Excerpted data:
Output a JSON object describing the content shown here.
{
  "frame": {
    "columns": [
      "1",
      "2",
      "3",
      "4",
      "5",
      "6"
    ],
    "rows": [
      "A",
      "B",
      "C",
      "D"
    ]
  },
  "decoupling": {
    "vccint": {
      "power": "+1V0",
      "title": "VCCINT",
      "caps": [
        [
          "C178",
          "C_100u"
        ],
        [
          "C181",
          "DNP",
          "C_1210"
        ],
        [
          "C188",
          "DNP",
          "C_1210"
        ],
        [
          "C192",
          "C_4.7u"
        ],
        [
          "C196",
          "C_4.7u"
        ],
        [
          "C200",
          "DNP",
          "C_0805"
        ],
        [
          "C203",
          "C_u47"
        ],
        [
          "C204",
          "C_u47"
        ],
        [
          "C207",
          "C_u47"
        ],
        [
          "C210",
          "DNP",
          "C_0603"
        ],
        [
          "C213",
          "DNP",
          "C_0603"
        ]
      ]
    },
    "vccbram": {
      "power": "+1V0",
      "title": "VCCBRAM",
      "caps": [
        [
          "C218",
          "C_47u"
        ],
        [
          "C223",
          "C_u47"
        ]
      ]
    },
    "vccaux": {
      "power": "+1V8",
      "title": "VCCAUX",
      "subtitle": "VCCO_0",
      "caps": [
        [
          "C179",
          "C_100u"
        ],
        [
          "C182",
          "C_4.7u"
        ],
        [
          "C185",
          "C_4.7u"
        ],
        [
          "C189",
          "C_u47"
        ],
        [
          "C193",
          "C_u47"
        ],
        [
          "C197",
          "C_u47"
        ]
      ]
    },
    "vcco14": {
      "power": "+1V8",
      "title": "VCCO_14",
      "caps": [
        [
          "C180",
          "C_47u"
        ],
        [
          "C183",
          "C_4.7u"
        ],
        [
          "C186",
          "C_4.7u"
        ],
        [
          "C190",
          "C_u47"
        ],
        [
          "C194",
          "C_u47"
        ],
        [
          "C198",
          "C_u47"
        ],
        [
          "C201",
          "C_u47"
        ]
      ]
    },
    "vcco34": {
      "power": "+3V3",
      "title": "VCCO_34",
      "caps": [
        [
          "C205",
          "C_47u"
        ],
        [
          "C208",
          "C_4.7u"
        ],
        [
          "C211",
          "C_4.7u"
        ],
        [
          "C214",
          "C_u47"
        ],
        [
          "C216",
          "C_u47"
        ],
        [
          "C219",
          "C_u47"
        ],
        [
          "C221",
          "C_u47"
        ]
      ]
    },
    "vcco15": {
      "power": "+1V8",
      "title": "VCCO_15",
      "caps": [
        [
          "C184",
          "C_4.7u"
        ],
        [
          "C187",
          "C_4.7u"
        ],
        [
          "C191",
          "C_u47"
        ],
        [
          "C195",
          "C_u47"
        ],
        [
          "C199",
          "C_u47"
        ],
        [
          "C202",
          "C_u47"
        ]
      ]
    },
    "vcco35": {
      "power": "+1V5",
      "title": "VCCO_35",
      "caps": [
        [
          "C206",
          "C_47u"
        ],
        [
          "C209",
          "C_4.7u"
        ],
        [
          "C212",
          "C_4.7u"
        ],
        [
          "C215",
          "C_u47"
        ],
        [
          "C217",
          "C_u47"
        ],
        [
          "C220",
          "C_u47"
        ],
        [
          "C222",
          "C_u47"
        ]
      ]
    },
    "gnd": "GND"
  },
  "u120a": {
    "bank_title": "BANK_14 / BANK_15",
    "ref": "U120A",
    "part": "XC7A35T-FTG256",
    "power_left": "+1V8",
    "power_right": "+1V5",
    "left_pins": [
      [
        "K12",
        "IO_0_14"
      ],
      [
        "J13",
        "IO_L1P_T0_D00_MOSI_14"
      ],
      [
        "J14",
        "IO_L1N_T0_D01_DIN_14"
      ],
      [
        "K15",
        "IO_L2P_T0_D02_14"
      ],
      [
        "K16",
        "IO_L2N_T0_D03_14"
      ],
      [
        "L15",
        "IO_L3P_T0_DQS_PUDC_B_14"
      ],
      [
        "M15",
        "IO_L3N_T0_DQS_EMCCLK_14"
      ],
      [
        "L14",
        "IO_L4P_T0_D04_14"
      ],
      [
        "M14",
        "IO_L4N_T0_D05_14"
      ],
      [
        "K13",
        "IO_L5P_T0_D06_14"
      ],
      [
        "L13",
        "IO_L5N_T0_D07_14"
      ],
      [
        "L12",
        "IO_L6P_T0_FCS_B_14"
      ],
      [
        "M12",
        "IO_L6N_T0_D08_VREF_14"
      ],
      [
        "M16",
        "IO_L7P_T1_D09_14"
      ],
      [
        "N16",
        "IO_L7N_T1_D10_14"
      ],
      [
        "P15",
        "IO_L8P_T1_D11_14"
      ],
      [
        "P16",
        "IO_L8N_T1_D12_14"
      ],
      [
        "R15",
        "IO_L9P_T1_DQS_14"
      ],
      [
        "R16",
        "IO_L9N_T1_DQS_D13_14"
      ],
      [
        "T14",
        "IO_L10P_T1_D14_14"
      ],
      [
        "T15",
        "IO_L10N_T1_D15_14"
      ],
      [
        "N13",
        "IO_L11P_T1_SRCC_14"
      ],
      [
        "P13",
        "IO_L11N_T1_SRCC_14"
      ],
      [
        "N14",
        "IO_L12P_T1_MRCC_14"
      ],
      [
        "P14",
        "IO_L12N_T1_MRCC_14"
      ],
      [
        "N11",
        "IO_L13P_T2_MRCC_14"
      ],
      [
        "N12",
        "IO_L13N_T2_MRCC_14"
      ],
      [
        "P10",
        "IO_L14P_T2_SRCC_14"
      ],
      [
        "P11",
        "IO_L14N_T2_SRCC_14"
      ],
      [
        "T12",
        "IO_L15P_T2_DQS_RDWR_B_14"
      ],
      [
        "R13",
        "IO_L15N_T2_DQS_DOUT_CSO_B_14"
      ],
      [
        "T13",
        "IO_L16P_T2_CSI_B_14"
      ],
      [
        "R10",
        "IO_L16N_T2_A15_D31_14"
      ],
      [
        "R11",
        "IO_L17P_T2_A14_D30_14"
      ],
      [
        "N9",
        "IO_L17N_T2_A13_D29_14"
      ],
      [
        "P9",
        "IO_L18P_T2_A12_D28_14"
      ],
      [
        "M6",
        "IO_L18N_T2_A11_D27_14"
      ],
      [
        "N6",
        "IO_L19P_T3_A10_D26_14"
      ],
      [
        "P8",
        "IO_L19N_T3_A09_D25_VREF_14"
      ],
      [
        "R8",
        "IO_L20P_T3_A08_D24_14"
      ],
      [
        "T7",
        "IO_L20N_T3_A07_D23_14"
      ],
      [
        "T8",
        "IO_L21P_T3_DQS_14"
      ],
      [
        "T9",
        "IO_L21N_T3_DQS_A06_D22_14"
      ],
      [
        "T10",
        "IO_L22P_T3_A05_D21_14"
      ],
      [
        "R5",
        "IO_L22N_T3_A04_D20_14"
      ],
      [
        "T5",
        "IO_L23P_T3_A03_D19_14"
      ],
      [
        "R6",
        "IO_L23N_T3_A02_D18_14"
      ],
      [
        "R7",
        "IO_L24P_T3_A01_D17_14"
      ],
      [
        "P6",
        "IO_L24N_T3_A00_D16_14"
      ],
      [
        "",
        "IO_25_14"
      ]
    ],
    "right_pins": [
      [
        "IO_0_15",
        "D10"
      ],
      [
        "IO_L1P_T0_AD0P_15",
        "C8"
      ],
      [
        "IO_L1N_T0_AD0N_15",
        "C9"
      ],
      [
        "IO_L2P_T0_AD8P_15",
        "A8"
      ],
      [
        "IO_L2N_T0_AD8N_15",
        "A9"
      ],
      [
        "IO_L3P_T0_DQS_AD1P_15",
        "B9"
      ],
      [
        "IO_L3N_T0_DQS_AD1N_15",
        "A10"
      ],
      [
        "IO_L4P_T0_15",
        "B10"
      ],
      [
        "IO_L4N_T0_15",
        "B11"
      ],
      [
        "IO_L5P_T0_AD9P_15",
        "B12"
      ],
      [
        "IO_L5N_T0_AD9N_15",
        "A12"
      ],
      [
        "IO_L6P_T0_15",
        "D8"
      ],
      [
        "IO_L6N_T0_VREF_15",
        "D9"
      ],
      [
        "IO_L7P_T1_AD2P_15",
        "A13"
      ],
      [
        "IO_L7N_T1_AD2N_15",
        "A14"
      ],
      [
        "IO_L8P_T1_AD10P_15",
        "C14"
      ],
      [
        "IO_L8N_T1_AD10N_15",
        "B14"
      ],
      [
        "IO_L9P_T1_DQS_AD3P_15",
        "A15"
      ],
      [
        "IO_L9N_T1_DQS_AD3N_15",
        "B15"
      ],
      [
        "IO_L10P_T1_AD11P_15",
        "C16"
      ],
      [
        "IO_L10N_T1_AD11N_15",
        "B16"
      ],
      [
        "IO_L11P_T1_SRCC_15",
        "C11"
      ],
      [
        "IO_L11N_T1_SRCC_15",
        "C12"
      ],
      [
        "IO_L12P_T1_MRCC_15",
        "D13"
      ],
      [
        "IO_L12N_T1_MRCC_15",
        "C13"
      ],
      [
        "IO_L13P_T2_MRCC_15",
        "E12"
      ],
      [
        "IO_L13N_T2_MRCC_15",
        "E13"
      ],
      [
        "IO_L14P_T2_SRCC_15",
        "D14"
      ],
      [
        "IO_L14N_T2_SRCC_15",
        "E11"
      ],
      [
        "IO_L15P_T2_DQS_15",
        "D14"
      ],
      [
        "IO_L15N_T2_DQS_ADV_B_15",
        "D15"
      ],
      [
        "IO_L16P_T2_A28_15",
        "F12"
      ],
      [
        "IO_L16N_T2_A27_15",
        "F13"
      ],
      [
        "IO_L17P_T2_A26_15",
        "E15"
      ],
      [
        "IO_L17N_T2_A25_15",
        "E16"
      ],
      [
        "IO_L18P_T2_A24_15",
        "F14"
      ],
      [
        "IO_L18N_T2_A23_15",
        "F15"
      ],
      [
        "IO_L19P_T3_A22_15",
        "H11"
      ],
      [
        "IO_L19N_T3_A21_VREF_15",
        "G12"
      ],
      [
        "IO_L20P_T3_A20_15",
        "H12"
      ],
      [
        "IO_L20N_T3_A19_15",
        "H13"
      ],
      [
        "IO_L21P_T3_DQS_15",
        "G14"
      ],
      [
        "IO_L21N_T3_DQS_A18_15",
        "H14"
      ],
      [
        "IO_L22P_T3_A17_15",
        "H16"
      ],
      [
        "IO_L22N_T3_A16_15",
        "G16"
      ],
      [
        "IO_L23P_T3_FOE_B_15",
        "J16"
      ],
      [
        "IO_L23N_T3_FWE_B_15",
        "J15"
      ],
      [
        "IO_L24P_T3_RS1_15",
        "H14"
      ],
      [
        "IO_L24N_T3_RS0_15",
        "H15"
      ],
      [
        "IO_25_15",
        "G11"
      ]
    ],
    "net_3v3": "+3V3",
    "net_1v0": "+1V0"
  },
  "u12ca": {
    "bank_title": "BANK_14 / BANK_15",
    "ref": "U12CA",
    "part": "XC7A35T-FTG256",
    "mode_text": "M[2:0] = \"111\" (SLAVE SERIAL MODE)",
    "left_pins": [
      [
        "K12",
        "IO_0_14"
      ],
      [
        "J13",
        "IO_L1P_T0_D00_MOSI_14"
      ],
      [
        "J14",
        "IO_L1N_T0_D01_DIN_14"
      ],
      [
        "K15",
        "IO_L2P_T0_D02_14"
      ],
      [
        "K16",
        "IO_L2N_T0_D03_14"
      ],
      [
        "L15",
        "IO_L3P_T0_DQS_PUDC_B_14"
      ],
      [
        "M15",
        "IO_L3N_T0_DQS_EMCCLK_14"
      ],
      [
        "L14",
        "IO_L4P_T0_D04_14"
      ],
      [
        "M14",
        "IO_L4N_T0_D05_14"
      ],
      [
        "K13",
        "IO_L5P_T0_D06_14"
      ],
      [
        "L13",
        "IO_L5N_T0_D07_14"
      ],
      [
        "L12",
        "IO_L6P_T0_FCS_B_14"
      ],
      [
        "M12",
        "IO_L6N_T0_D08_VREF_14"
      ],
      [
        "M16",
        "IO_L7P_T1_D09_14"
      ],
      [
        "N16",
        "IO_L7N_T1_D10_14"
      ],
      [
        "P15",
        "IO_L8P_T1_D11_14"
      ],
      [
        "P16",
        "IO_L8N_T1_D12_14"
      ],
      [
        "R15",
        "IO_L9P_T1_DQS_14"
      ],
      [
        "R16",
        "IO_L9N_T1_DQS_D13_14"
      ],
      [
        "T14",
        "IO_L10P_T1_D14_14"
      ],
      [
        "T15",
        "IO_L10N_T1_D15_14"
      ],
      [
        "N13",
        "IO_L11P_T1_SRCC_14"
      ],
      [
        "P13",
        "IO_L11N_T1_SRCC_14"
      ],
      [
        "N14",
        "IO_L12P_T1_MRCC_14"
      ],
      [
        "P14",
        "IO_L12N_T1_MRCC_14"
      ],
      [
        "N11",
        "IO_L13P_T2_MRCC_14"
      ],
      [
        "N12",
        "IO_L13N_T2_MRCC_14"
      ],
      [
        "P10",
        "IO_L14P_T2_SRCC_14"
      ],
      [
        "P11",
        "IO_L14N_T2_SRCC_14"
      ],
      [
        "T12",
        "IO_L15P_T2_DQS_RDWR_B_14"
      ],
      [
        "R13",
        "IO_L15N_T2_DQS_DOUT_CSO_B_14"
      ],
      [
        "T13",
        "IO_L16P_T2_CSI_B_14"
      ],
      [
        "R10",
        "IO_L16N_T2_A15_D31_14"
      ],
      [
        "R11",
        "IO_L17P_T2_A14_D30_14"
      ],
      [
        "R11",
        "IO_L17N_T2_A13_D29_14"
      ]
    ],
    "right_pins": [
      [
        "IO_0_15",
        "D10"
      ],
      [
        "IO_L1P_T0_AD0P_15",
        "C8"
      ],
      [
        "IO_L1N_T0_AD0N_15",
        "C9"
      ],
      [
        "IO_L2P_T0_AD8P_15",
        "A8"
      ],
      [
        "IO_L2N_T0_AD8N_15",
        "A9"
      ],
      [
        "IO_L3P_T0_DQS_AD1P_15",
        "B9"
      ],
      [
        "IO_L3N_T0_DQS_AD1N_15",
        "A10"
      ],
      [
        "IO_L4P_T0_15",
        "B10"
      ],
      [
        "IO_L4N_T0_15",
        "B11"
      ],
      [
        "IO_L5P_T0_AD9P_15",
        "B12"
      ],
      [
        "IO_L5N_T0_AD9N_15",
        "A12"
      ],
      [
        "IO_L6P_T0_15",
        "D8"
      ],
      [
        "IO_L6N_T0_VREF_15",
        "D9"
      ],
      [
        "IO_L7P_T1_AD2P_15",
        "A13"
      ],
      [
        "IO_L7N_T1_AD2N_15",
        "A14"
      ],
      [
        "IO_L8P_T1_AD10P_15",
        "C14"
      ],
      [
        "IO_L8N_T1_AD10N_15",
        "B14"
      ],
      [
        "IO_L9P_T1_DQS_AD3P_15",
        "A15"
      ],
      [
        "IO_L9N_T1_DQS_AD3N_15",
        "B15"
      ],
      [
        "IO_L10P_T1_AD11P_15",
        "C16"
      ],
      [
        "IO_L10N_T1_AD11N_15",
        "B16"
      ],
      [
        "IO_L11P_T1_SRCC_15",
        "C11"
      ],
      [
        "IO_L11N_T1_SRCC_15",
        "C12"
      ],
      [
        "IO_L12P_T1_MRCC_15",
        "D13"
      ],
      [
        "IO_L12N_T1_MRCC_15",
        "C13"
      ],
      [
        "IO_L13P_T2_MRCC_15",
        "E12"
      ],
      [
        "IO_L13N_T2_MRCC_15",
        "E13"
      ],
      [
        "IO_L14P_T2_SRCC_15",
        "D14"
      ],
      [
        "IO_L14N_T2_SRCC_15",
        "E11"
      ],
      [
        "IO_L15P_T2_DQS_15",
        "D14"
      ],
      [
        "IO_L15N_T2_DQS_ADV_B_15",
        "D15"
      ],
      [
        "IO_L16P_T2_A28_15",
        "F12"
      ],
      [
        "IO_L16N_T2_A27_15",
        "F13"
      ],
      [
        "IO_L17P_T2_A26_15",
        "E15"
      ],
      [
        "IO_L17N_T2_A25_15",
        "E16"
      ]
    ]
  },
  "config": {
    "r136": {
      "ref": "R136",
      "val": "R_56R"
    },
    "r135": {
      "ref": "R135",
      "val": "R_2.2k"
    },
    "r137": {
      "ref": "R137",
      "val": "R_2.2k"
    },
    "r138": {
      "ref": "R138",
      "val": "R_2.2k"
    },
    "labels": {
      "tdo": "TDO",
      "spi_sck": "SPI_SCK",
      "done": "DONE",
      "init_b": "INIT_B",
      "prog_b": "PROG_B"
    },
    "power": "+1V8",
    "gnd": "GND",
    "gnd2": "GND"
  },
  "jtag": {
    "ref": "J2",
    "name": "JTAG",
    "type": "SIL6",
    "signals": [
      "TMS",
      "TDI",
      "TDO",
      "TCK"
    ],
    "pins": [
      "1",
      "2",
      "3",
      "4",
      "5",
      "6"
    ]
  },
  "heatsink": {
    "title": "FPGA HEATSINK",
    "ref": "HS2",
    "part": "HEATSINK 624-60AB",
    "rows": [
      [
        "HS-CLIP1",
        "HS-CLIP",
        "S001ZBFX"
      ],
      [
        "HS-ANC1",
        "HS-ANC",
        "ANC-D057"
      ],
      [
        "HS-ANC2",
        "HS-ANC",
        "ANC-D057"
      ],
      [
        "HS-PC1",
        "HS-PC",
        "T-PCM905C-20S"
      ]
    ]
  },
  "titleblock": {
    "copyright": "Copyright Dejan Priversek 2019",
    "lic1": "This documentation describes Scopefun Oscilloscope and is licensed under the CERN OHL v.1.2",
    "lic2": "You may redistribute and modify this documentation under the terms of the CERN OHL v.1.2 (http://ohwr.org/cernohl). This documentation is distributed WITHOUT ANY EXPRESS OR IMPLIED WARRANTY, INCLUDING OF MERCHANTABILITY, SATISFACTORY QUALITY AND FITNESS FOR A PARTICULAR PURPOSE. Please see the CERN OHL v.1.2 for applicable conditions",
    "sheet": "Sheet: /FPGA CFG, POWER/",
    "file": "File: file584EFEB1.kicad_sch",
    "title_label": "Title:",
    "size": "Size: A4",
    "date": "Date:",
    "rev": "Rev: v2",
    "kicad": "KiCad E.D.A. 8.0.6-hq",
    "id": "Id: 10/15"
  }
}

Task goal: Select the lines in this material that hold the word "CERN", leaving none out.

Answer to this problem:
    "lic1": "This documentation describes Scopefun Oscilloscope and is licensed under the CERN OHL v.1.2",
    "lic2": "You may redistribute and modify this documentation under the terms of the CERN OHL v.1.2 (http://ohwr.org/cernohl). This documentation is distributed WITHOUT ANY EXPRESS OR IMPLIED WARRANTY, INCLUDING OF MERCHANTABILITY, SATISFACTORY QUALITY AND FITNESS FOR A PARTICULAR PURPOSE. Please see the CERN OHL v.1.2 for applicable conditions",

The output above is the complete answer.